Dataset excerpts Start Marker

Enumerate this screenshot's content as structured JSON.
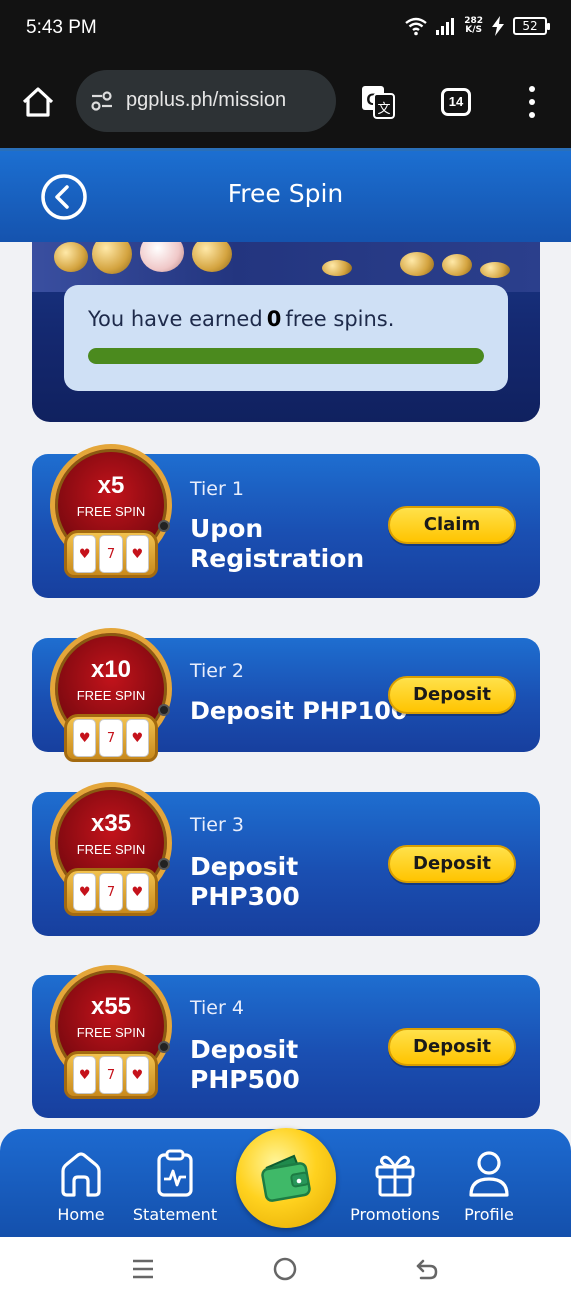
{
  "status": {
    "time": "5:43 PM",
    "speed_value": "282",
    "speed_unit": "K/S",
    "battery": "52"
  },
  "browser": {
    "url": "pgplus.ph/mission",
    "tab_count": "14"
  },
  "header": {
    "title": "Free Spin"
  },
  "progress": {
    "prefix": "You have earned",
    "count": "0",
    "suffix": "free spins.",
    "fraction": 1.0
  },
  "tiers": [
    {
      "multiplier": "x5",
      "badge_label": "FREE SPIN",
      "tier": "Tier 1",
      "title": "Upon Registration",
      "button": "Claim"
    },
    {
      "multiplier": "x10",
      "badge_label": "FREE SPIN",
      "tier": "Tier 2",
      "title": "Deposit PHP100",
      "button": "Deposit"
    },
    {
      "multiplier": "x35",
      "badge_label": "FREE SPIN",
      "tier": "Tier 3",
      "title": "Deposit PHP300",
      "button": "Deposit"
    },
    {
      "multiplier": "x55",
      "badge_label": "FREE SPIN",
      "tier": "Tier 4",
      "title": "Deposit PHP500",
      "button": "Deposit"
    }
  ],
  "bottom_nav": {
    "home": "Home",
    "statement": "Statement",
    "wallet_icon": "wallet-icon",
    "promotions": "Promotions",
    "profile": "Profile"
  },
  "colors": {
    "header_blue": "#1c6fd1",
    "button_yellow": "#ffc400",
    "progress_green": "#4b8a1e"
  }
}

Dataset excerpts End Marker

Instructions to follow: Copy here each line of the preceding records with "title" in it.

Problem solution:
    "title": "Free Spin"
      "title": "Upon Registration",
      "title": "Deposit PHP100",
      "title": "Deposit PHP300",
      "title": "Deposit PHP500",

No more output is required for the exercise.